* _About this task_
Scan the listing for the word "text" and report every line that contains it.

------------------------------------------------------------

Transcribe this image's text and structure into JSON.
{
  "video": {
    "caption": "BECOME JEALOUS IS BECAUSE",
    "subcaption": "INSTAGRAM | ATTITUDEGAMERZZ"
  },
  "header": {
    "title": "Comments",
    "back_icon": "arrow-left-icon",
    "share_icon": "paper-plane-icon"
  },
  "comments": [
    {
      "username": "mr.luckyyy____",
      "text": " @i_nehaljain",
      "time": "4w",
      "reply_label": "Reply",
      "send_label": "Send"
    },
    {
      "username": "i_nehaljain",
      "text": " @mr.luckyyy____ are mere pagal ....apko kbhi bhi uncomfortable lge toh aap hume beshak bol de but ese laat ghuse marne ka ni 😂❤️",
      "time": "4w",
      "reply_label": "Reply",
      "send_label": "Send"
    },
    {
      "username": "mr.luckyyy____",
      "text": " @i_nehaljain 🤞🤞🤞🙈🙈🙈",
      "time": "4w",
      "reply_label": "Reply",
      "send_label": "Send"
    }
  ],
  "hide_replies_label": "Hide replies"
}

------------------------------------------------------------

* _Exercise response_
Transcribe this image's text and structure into JSON.
      "text": " @i_nehaljain",
      "text": " @mr.luckyyy____ are mere pagal ....apko kbhi bhi uncomfortable lge toh aap hume beshak bol de but ese laat ghuse marne ka ni 😂❤️",
      "text": " @i_nehaljain 🤞🤞🤞🙈🙈🙈",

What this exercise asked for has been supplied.